This paper reviews data from providers actively offering contract cheating services available to the public on Fiverr.com, a low-cost micro outsourcing site. The search term write essay is used to identify providers, finding 103 Gigs from 96 unique providers. Visible information, such as provider marketing, advertised services, pricing information and customer reviews, is analysed.
The results demonstrate that bespoke essays are readily available to students at a low cost. The majority of providers operate from Kenya. Revenue calculations indicate a price point of US$31.73 per 1,000 words, below the cost of traditional essay mills, but show that these 96 providers have generated around US$270,000 of essay writing business between them.
This study affords a look into a complex and established industry whose inner workings are normally kept private and for which little published information currently exists. The research adds to what is known about the extent, location and operation of the contract cheating industry.

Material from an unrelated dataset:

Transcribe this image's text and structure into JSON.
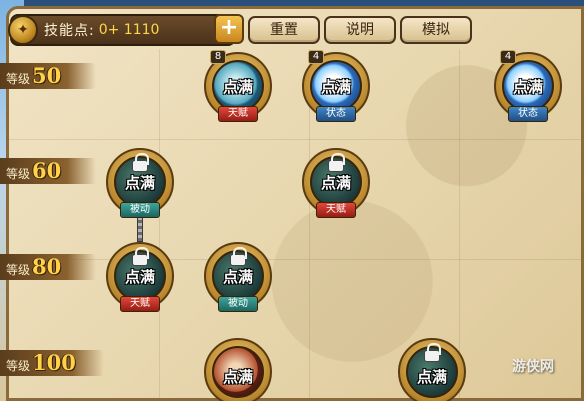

The “theory” in the distinctive sociological theory of C. Wright Mills is this: American society was increasingly “postmodern,” by which he meant a society devoid of…
The “theory” in the distinctive sociological theory of C. Wright Mills is this: American society was increasingly “postmodern,” by which he meant a society devoid of reason and freedom as practical features of everyday life and thus a societal formation fundamentally severed from the aims and optimism of The Enlightenment (Mills, 1959b, p. 13, p. 166, also 1959a). With Max Weber and John Dewey principally in mind, but also upon the benefit of his study of Marx and the Frankfurt School, Mills argued that “rationality without reason” was coming to dominate lived experience (see Dandaneau, 2001, 2006, 2007).
This article examines relationships between capitalism and democracy as perceived by contending perspectives within the liberal capitalist‐liberal democratic tradition(s)…
This article examines relationships between capitalism and democracy as perceived by contending perspectives within the liberal capitalist‐liberal democratic tradition(s). Bentham and the Mills are taken as initiating both this tradition and the core elements of the debate within it. Pre‐Benthamite theories are first reviewed. Then, after discussion of Bentham and James Mill and of John Stuart Mill, Mill's late nineteenth and early twentieth century successors are examined. We then go on to consider hypotheses concerning the “exceptional” quality of relationships between capitalism and democracy in the United States. The penultimate section of the article adumbrates the main contours of mid‐twentieth century pluralist‐elitist theories. We conclude with a summary.
Streissler considers Roscher′s theory of crisis to be highly original and important. Schumpeter, on the other hand, considers it only a rehash of the ideas of others. Examines this contradiction, beginning with a reflection on the essential elements of the debates on Keynes, Say′s law and classical economics. Continues by analysing the statements of German economists before Roscher on the issues of the general glut controversy. Ends with a closer inspection of Roscher′s own theory of crisis.
Diagrams are ubiquitous in economics and are uncontestably among the most used, if not the most important workhorses of economists, though they come in many forms. This…
Diagrams are ubiquitous in economics and are uncontestably among the most used, if not the most important workhorses of economists, though they come in many forms. This essay examines the different uses of graphs and diagrams in the pioneering work of two Victorian economists, Stanley Jevons and Alfred Marshall. We stress the difference between their use as representations and as visual reasoning tools, a difference that became obscured in the twentieth century with the rise of econometrics.